■ What needs to be done
Could you retype the records word for word but without any pictures?

■ Data excerpts
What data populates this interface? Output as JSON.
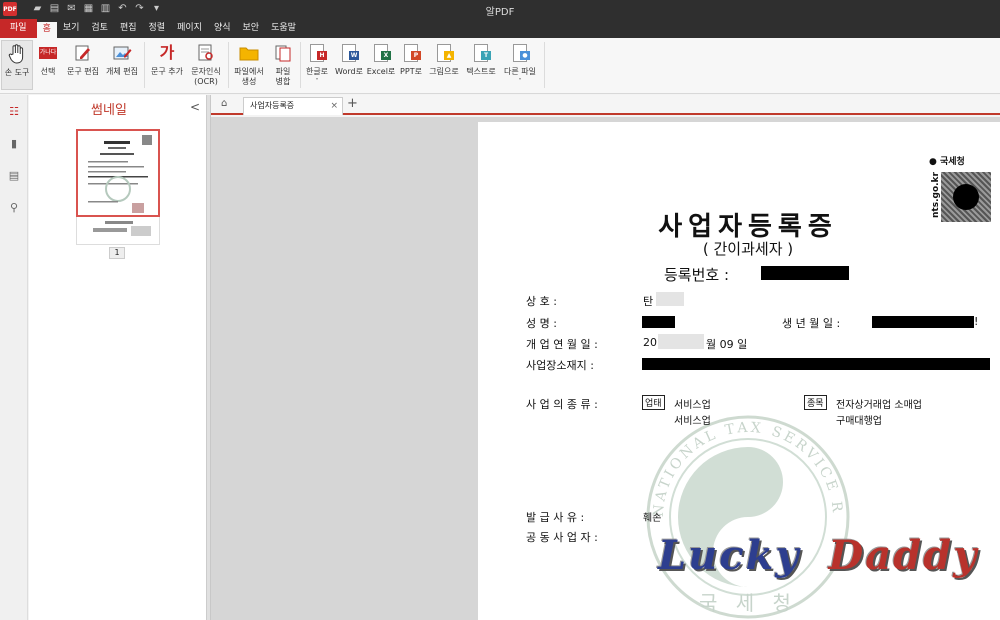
{
  "app": {
    "title": "알PDF",
    "logo": "PDF"
  },
  "quick_access": [
    "folder-icon",
    "save-icon",
    "mail-icon",
    "print-icon",
    "preview-icon",
    "undo-icon",
    "redo-icon",
    "customize-icon"
  ],
  "menu": {
    "file": "파일",
    "tabs": [
      "홈",
      "보기",
      "검토",
      "편집",
      "정렬",
      "페이지",
      "양식",
      "보안",
      "도움말"
    ],
    "active": "홈"
  },
  "ribbon": {
    "hand_tool": "손 도구",
    "select": "선택",
    "select_icon_text": "가나다",
    "text_edit": "문구 편집",
    "object_edit": "개체 편집",
    "add_text": "문구 추가",
    "add_text_icon": "가",
    "ocr_line1": "문자인식",
    "ocr_line2": "(OCR)",
    "create_line1": "파일에서",
    "create_line2": "생성",
    "merge_line1": "파일",
    "merge_line2": "병합",
    "to_hangul": "한글로",
    "to_word": "Word로",
    "to_excel": "Excel로",
    "to_ppt": "PPT로",
    "to_image": "그림으로",
    "to_text": "텍스트로",
    "to_other": "다른 파일",
    "dropdown_arrow": "˅"
  },
  "thumbnails": {
    "title": "썸네일",
    "collapse": "<",
    "page_number": "1"
  },
  "document_tab": {
    "name": "사업자등록증",
    "close": "×",
    "new_tab": "+"
  },
  "document": {
    "title": "사업자등록증",
    "subtitle": "( 간이과세자 )",
    "reg_label": "등록번호 :",
    "nts_logo": "국세청",
    "nts_url": "nts.go.kr",
    "fields": {
      "name_label": "상            호 :",
      "name_value": "탄",
      "rep_label": "성            명 :",
      "birth_label": "생 년 월 일 :",
      "birth_suffix": "!",
      "start_label": "개 업 연 월 일 :",
      "start_prefix": "20",
      "start_suffix": "월 09 일",
      "address_label": "사업장소재지 :",
      "business_label": "사 업 의 종 류 :",
      "category_tag": "업태",
      "category_1": "서비스업",
      "category_2": "서비스업",
      "item_tag": "종목",
      "item_1": "전자상거래업 소매업",
      "item_2": "구매대행업",
      "issue_label": "발  급  사  유 :",
      "issue_value": "훼손",
      "co_owner_label": "공 동 사 업 자 :"
    },
    "seal_top_text": "NATIONAL TAX SERVICE REPUBLIC OF KOREA",
    "seal_bottom_text": "국 세 청",
    "watermark_1": "Lucky",
    "watermark_2": "Daddy"
  },
  "colors": {
    "accent": "#c62828",
    "titlebar": "#2f2f2f",
    "ribbon": "#f7f7f7"
  }
}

■ Task answer
What data populates this interface? Output as JSON.
{
  "app": {
    "title": "알PDF",
    "logo": "PDF"
  },
  "quick_access": [
    "folder-icon",
    "save-icon",
    "mail-icon",
    "print-icon",
    "preview-icon",
    "undo-icon",
    "redo-icon",
    "customize-icon"
  ],
  "menu": {
    "file": "파일",
    "tabs": [
      "홈",
      "보기",
      "검토",
      "편집",
      "정렬",
      "페이지",
      "양식",
      "보안",
      "도움말"
    ],
    "active": "홈"
  },
  "ribbon": {
    "hand_tool": "손 도구",
    "select": "선택",
    "select_icon_text": "가나다",
    "text_edit": "문구 편집",
    "object_edit": "개체 편집",
    "add_text": "문구 추가",
    "add_text_icon": "가",
    "ocr_line1": "문자인식",
    "ocr_line2": "(OCR)",
    "create_line1": "파일에서",
    "create_line2": "생성",
    "merge_line1": "파일",
    "merge_line2": "병합",
    "to_hangul": "한글로",
    "to_word": "Word로",
    "to_excel": "Excel로",
    "to_ppt": "PPT로",
    "to_image": "그림으로",
    "to_text": "텍스트로",
    "to_other": "다른 파일",
    "dropdown_arrow": "˅"
  },
  "thumbnails": {
    "title": "썸네일",
    "collapse": "<",
    "page_number": "1"
  },
  "document_tab": {
    "name": "사업자등록증",
    "close": "×",
    "new_tab": "+"
  },
  "document": {
    "title": "사업자등록증",
    "subtitle": "( 간이과세자 )",
    "reg_label": "등록번호 :",
    "nts_logo": "국세청",
    "nts_url": "nts.go.kr",
    "fields": {
      "name_label": "상            호 :",
      "name_value": "탄",
      "rep_label": "성            명 :",
      "birth_label": "생 년 월 일 :",
      "birth_suffix": "!",
      "start_label": "개 업 연 월 일 :",
      "start_prefix": "20",
      "start_suffix": "월 09 일",
      "address_label": "사업장소재지 :",
      "business_label": "사 업 의 종 류 :",
      "category_tag": "업태",
      "category_1": "서비스업",
      "category_2": "서비스업",
      "item_tag": "종목",
      "item_1": "전자상거래업 소매업",
      "item_2": "구매대행업",
      "issue_label": "발  급  사  유 :",
      "issue_value": "훼손",
      "co_owner_label": "공 동 사 업 자 :"
    },
    "seal_top_text": "NATIONAL TAX SERVICE REPUBLIC OF KOREA",
    "seal_bottom_text": "국 세 청",
    "watermark_1": "Lucky",
    "watermark_2": "Daddy"
  },
  "colors": {
    "accent": "#c62828",
    "titlebar": "#2f2f2f",
    "ribbon": "#f7f7f7"
  }
}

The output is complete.